I’ll finish up the upstairs with the two bathrooms serving the upstairs bedrooms. I’ll be honest – the upstairs has the least exciting reveals of this renovation, because this is the part that we kept more basic so we could afford to make the downstairs really glamorous and special. BUT it still was greatly improved without having to make drastic changes.
This is the attached bathroom for the bedroom on the left. It was in decent shape – just tired looking and very yellow!
The bathroom for the bedroom on the right was in a similar condition (and also very yellow!). That other door there leads to the attic.

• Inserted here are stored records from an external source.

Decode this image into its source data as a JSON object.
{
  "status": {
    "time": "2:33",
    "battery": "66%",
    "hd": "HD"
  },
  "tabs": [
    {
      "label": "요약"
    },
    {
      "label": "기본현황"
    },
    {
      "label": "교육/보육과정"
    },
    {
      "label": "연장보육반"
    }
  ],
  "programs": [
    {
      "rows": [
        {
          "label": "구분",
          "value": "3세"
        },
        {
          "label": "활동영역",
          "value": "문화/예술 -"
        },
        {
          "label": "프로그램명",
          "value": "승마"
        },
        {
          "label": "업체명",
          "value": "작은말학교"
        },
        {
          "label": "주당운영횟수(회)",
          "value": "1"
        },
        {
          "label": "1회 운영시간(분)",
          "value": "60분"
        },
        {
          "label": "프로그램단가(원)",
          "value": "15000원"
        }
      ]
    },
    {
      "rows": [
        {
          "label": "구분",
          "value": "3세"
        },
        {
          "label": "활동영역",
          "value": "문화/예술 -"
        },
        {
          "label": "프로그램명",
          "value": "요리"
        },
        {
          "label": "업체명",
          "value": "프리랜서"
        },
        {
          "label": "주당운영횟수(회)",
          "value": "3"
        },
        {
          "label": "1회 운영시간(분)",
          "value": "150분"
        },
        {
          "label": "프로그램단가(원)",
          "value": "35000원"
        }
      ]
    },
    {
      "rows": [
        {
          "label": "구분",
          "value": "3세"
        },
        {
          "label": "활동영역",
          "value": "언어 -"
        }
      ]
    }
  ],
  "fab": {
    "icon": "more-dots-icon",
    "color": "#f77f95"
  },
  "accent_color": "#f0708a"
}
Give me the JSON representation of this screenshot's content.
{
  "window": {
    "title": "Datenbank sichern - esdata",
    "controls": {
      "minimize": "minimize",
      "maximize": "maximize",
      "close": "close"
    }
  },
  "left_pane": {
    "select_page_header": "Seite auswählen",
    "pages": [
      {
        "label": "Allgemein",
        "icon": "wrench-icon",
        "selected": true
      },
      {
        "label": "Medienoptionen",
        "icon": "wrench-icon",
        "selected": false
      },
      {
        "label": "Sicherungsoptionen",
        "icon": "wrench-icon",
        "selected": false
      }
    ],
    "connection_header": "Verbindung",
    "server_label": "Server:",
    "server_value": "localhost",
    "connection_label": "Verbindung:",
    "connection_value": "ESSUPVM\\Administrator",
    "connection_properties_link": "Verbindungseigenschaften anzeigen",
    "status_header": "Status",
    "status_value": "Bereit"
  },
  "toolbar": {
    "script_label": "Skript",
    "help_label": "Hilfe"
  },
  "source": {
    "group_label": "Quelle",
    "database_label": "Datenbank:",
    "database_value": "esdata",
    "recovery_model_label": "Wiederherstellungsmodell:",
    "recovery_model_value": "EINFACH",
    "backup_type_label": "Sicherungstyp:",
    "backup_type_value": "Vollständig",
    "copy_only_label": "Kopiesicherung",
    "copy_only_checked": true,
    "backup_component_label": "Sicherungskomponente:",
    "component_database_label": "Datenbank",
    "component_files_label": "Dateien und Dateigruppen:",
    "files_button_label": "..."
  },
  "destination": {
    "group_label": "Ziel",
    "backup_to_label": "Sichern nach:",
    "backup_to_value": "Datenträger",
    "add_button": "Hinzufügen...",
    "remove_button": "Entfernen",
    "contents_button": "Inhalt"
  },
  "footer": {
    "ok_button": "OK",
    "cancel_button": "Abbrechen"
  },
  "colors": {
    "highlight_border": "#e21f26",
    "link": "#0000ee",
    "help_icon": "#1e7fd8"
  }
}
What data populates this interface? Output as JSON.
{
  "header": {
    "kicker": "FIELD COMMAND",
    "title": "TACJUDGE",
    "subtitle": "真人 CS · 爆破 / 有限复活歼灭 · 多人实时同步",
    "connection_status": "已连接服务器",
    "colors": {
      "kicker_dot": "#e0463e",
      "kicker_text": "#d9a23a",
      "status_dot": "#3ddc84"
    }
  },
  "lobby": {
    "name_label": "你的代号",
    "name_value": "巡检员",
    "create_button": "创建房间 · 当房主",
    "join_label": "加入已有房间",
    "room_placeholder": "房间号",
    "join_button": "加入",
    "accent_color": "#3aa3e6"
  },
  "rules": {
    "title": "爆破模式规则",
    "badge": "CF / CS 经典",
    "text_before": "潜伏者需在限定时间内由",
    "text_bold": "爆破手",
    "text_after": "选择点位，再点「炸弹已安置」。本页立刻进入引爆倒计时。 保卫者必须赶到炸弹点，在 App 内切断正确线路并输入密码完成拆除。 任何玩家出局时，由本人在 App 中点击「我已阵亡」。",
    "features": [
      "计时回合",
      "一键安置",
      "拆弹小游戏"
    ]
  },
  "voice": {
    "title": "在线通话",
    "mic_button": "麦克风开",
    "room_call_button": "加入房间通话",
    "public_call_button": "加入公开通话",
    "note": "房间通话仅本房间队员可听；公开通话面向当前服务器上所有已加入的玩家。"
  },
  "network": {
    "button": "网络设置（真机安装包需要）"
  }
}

Both bathrooms were in okay shape without any offensive finishes. Though we allocated most of the renovation money to the downstairs and exterior, we still needed to improve these upstairs bathrooms as best as we could so it wasn’t a drastic clash from the updates elsewhere. This proved to be harder to accomplish, because things like this tend to snowball, as you often can’t change one thing without changing another thing. The design-lover in me really wanted to make it fabulous, but in this case I had to reign it in to work with what was existing and only update what was truly necessary. The first thing I did was cover the butter-colored walls with a fresh coat of ivory paint that better matched the white tiled floors. I went with a contrasting dark color on the upper portions of the wall and ceiling. This would’ve been a great opportunity to bring in a soft color, but this shade won because I had that paint leftover from a downstairs room 🙂 We kept the vanity cabinets but repainted them a greige color.
The wood 1 x 2’s on the wall seemed like an odd wall treatment to me. It didn’t look like paneling – it just looked like random pieces of wood attached to the wall kind of haphazardly. Instead of removing them or replacing them with another material, I thought I could add to them to really make it more obvious that it was board & batten paneled walls. I also liked this idea because it allows the white tub surround to be part of the board & batten, keeping a clean horizontal line around the room of white paneling below and contrasting paint above.
This required adding more 1 x 2’s throughout the room –
Then I framed in each of the rectangles with mitered quarter round molding to make it more dimensional. It also gave the paneling a more formal look that better matched the rest of the house. I did the same wall treatment in the other bathroom as well.
The countertops were old and discolored so we choose to replace them with a white quartz slab with a rectangular under-mount sink and a new single hole faucet.
Instead of tiling the tub surrounds, we had a tub refinishing company reglaze the original tubs and surrounds. This was an interesting experiment for me, because I have refinished a tub myself before, and I was surprised that I was just as happy with how my DIY version turned out, if not more. So that should encourage the DIYers out there!
The refinishers had this big tube pulled out the front door for ventilation, which was kind of fascinating.
The floor tile would not have been my first choice, but since it was in good shape we decided to keep it. The discolored grout needed to be addressed though, so after a thorough cleaning, I used a small paint brush to coat the old grout with Polyblend Grout Renew product. It looked so much better to have it all one solid color again. I would really recommend this inexpensive solution for anyone in a similar situation – but be warned – this is a very tedious task, and you will need Netflix to get through!
Though we didn’t do anything terribly crazy to these bathrooms, they cleaned up really well!
I was especially happy with how much better the wall paneling looked with a more intentional application and more dimension.
It required a LOT of spackling and caulking, but somehow even these subtle changes to the wall treatment made a big difference, especially in how it felt in person.
Paint colors used:
Bathroom Walls: Sherwin Williams Foothills
Bathroom Paneling: Behr 75% White Mocha
Bathroom Vanities: Sherwin Williams Perfect Greige
Bathroom Grout: Polyblend Grout Renew Oyster Gray
Bathroom Countertops: Kitchen Creations Aspen Quartz
Bathroom Sink Faucets: Kingston Brass Polished Chrome Victorian Bathroom Faucet